Michael Berhane has found success building tech platforms intended to diversify an industry that’s historically been overwhelmingly white and male.
But breaking in wasn’t easy, especially for someone who at 24 years old left a business career to pursue his passion. As he sought to embark on this new journey, Berhane felt his “advanced age”—by industry standards—would potentially hold him back.
In a 2019 blog for the non-profit think-tank New America, Berhane discussed these feelings, and how he eventually overcame them by co-founding three digital media platforms: People of Color in Tech (POCIT), POCITJobs.com, and Techish.
“I considered myself too old,” Berhane wrote. “I thought all engineers started out hacking as 13 year olds.”
Berhane also was hesitant due to certain stereotypes and expectations surrounding this industry—he could never imagine someone actually succeeding in technology who “looked like him.” As he tells it, if he was feeling this way, then other people of color with similar backgrounds, stories, histories, and education, undoubtedly shared his sentiments.
Born and raised in London, Berhane, who is of Eritrean roots, wanted to dispel the myths that anyone within the engineering or technology fields had a certain background or “look,” especially people of underrepresented groups.
It was during this time he and Ruth Mesfun co-founded POCIT and Techish as an online recruiting platform and podcast, respectively, to further engage, promote and celebrate people of color in technology.
Changing How Underrepresented Groups Are Viewed
The idea behind POCIT is to provide stories that change the narrative when it comes to what a developer, entrepreneur, or engineer “should look like.” Following its launch, the platform took off almost overnight—its content was relatable to those looking for another perspective regarding implicit and explicit biases.
“The demand was overwhelming,” Berhane said in the New America blog. “People resonated with it as soon as we launched. Within eight weeks we were in TechCrunch.”
After launching POCIT in 2015, Berhane and Mesfun added the Techish podcast to their digital media properties. Described as “Part C++, Part Cardi B,” Berhane and his co-host Abadesi discuss the “intersection of tech, pop culture, and life.” For example, a recent broadcast discusses Amazon’s purchase of the media giant MGM, and also questions the relationship between the U.S. government and big tech.
Job Recruitment With Encouragement & Inspiration
As an online recruitment platform connecting people of color with tech industry employment, POCITJobs.com boasts opportunities from some of the world’s largest corporations, such as HubSpot, Cummins, Asana, and Cisco. Applicants can create an online profile to “match” with potential employers, or participating companies can proactively reach out on their own.

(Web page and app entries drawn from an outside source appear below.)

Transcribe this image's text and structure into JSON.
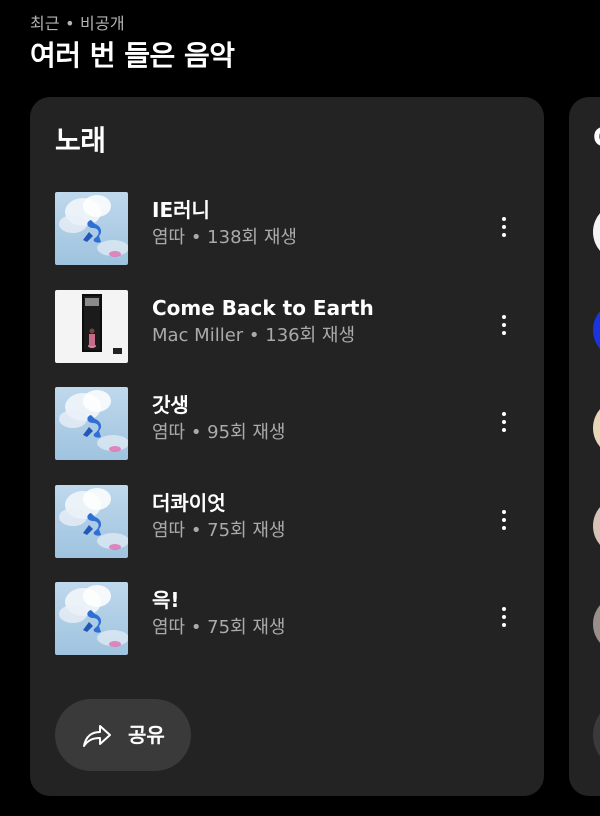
{
  "header": {
    "eyebrow": "최근 • 비공개",
    "title": "여러 번 들은 음악"
  },
  "songs_card": {
    "title": "노래",
    "songs": [
      {
        "title": "IE러니",
        "meta": "염따 • 138회 재생",
        "art": "blue-figure-cloud-art"
      },
      {
        "title": "Come Back to Earth",
        "meta": "Mac Miller • 136회 재생",
        "art": "dark-doorway-figure-art"
      },
      {
        "title": "갓생",
        "meta": "염따 • 95회 재생",
        "art": "blue-figure-cloud-art"
      },
      {
        "title": "더콰이엇",
        "meta": "염따 • 75회 재생",
        "art": "blue-figure-cloud-art"
      },
      {
        "title": "윽!",
        "meta": "염따 • 75회 재생",
        "art": "blue-figure-cloud-art"
      }
    ],
    "more_icon": "more-vertical-icon",
    "share": {
      "label": "공유",
      "icon": "share-arrow-icon"
    }
  },
  "next_card": {
    "title_fragment": "C"
  },
  "colors": {
    "background": "#000000",
    "card": "#232323",
    "button": "#3a3a3a",
    "secondary_text": "#aaaaaa"
  }
}
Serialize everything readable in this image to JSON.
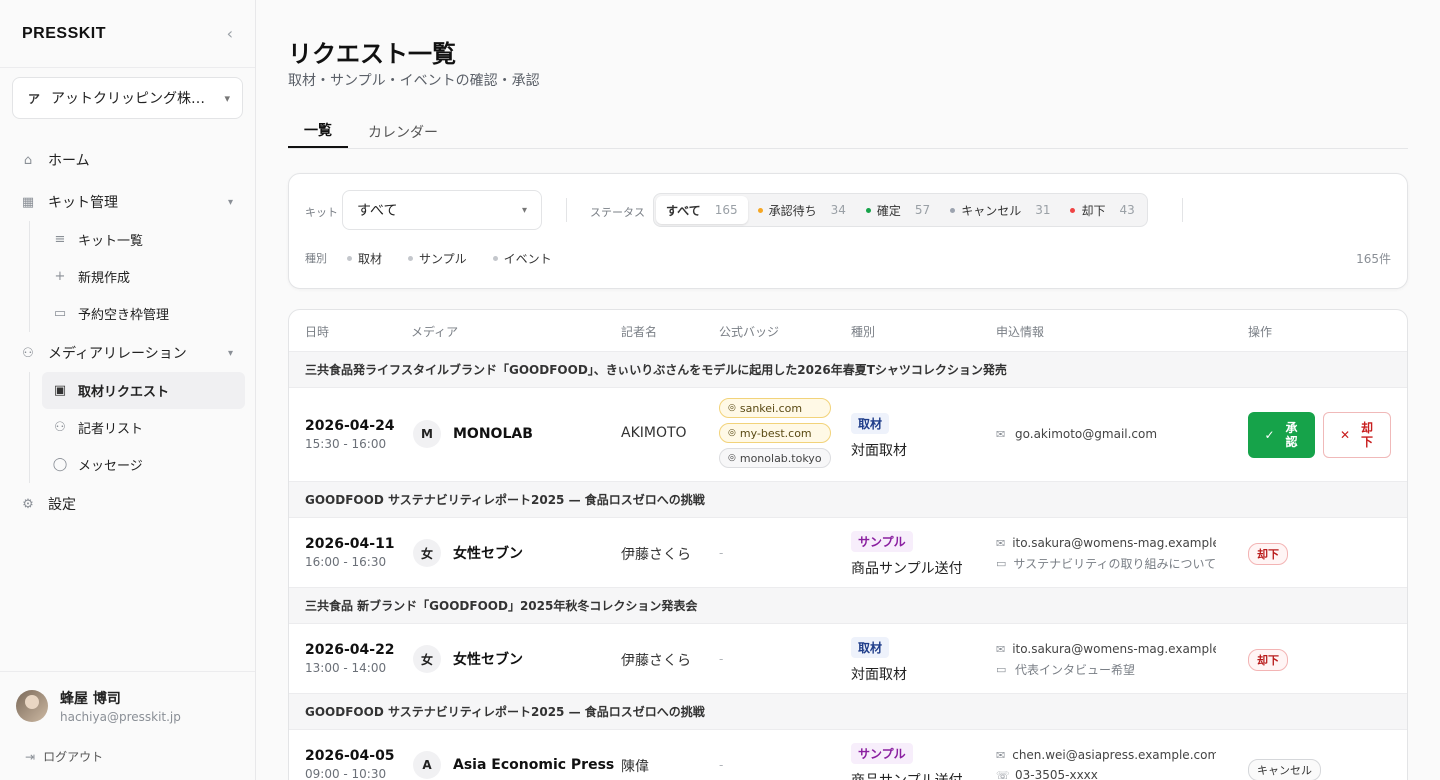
{
  "sidebar": {
    "logo": "PRESSKIT",
    "collapse_icon": "‹",
    "org": {
      "initial": "ア",
      "name": "アットクリッピング株式会社"
    },
    "nav": {
      "home": "ホーム",
      "kit": "キット管理",
      "kit_list": "キット一覧",
      "kit_new": "新規作成",
      "kit_slots": "予約空き枠管理",
      "media": "メディアリレーション",
      "requests": "取材リクエスト",
      "reporters": "記者リスト",
      "messages": "メッセージ",
      "settings": "設定"
    },
    "user": {
      "name": "蜂屋 博司",
      "email": "hachiya@presskit.jp",
      "logout": "ログアウト"
    }
  },
  "header": {
    "title": "リクエスト一覧",
    "subtitle": "取材・サンプル・イベントの確認・承認"
  },
  "tabs": [
    {
      "label": "一覧"
    },
    {
      "label": "カレンダー"
    }
  ],
  "filters": {
    "kit_label": "キット",
    "kit_value": "すべて",
    "status_label": "ステータス",
    "status_options": [
      {
        "label": "すべて",
        "count": "165"
      },
      {
        "label": "承認待ち",
        "count": "34",
        "color": "#f5a623"
      },
      {
        "label": "確定",
        "count": "57",
        "color": "#16a34a"
      },
      {
        "label": "キャンセル",
        "count": "31",
        "color": "#9ca3af"
      },
      {
        "label": "却下",
        "count": "43",
        "color": "#ef4444"
      }
    ],
    "type_label": "種別",
    "types": [
      "取材",
      "サンプル",
      "イベント"
    ],
    "total": "165件"
  },
  "table": {
    "headers": [
      "日時",
      "メディア",
      "記者名",
      "公式バッジ",
      "種別",
      "申込情報",
      "操作"
    ],
    "groups": [
      {
        "title": "三共食品発ライフスタイルブランド「GOODFOOD」、きぃいりぶさんをモデルに起用した2026年春夏Tシャツコレクション発売",
        "row": {
          "date": "2026-04-24",
          "time": "15:30 - 16:00",
          "media_initial": "M",
          "media": "MONOLAB",
          "reporter": "AKIMOTO",
          "badges": [
            "sankei.com",
            "my-best.com",
            "monolab.tokyo"
          ],
          "kind_tag": "取材",
          "kind_desc": "対面取材",
          "email": "go.akimoto@gmail.com",
          "approve": "承認",
          "reject": "却下"
        }
      },
      {
        "title": "GOODFOOD サステナビリティレポート2025 — 食品ロスゼロへの挑戦",
        "row": {
          "date": "2026-04-11",
          "time": "16:00 - 16:30",
          "media_initial": "女",
          "media": "女性セブン",
          "reporter": "伊藤さくら",
          "badge_empty": "-",
          "kind_tag": "サンプル",
          "kind_desc": "商品サンプル送付",
          "email": "ito.sakura@womens-mag.example.com",
          "note": "サステナビリティの取り組みについて",
          "status": "却下"
        }
      },
      {
        "title": "三共食品 新ブランド「GOODFOOD」2025年秋冬コレクション発表会",
        "row": {
          "date": "2026-04-22",
          "time": "13:00 - 14:00",
          "media_initial": "女",
          "media": "女性セブン",
          "reporter": "伊藤さくら",
          "badge_empty": "-",
          "kind_tag": "取材",
          "kind_desc": "対面取材",
          "email": "ito.sakura@womens-mag.example.com",
          "note": "代表インタビュー希望",
          "status": "却下"
        }
      },
      {
        "title": "GOODFOOD サステナビリティレポート2025 — 食品ロスゼロへの挑戦",
        "row": {
          "date": "2026-04-05",
          "time": "09:00 - 10:30",
          "media_initial": "A",
          "media": "Asia Economic Press",
          "reporter": "陳偉",
          "badge_empty": "-",
          "kind_tag": "サンプル",
          "kind_desc": "商品サンプル送付",
          "email": "chen.wei@asiapress.example.com",
          "phone": "03-3505-xxxx",
          "status": "キャンセル"
        }
      }
    ]
  },
  "colors": {
    "accent": "#16a34a",
    "danger": "#c81e1e",
    "pending": "#f5a623"
  }
}
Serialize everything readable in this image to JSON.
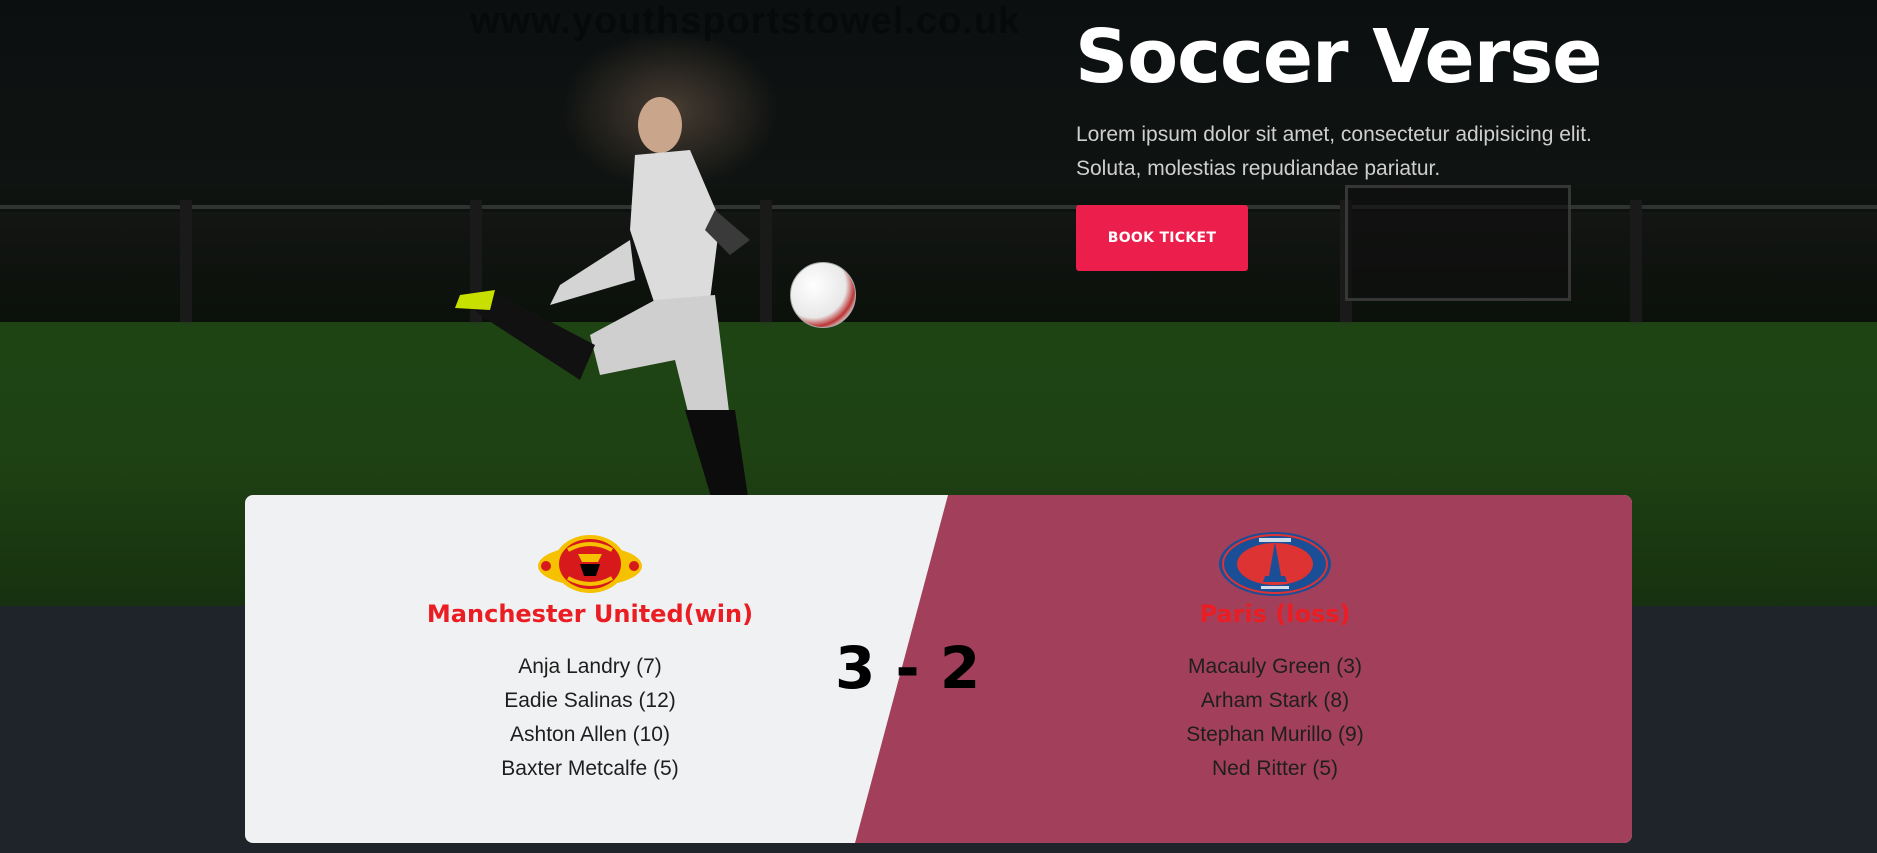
{
  "hero": {
    "watermark": "www.youthsportstowel.co.uk",
    "title": "Soccer Verse",
    "subtitle": "Lorem ipsum dolor sit amet, consectetur adipisicing elit. Soluta, molestias repudiandae pariatur.",
    "cta_label": "BOOK TICKET"
  },
  "match": {
    "score": "3 - 2",
    "home": {
      "name": "Manchester United(win)",
      "logo_icon": "manchester-united-crest",
      "scorers": [
        "Anja Landry (7)",
        "Eadie Salinas (12)",
        "Ashton Allen (10)",
        "Baxter Metcalfe (5)"
      ]
    },
    "away": {
      "name": "Paris (loss)",
      "logo_icon": "psg-crest",
      "scorers": [
        "Macauly Green (3)",
        "Arham Stark (8)",
        "Stephan Murillo (9)",
        "Ned Ritter (5)"
      ]
    }
  },
  "colors": {
    "accent": "#ec1f4c",
    "team_name": "#ea1d23",
    "away_panel": "#a2405c",
    "home_panel": "#f0f1f2",
    "page_bg": "#1f232a"
  }
}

In a November 2020 “Stories” interview with online money transfer provider WorldRemit, Berhane explained there is still much work to be done with technology employment opportunities for people of color and other underrepresented groups.
With several thousand subscribers to POCIT’s blog and weekly newsletter, Berhane feels the website and podcast are helping to shift the narrative.
“In some way, we provide solace, encouragement and inspiration,” he said in the Word Remit interview. “We are here to let people know that they are not alone in their journey.”
Enhancing Diversity, Equity & Inclusion in Business
As previously mentioned, POCITjobs.com encourages technology companies to submit open positions built in diversity, equity and inclusion (DEI). Berhane says the platform also strives to change expectations that all candidates need a higher education level from a specific university. He feels this is a false indicator of an otherwise qualified candidate’s experience.
“Just because someone attended a certain university, does not mean they can do a job better than someone who has had a less traditional path,” Berhane said in the World Remit interview. “In my personal experience and statistically, I have seen it countless times.”
While POCIT can help by advancing and engaging with people of color in the workplace, it’s also up to employers to do their part with hiring practices and networking events built with DEI in mind.
“We have also helped thousands of people find jobs, and we have an opportunity to help many more in the future,” Berhane told World Remit. “We are doing our part, but there is still a long way to go.”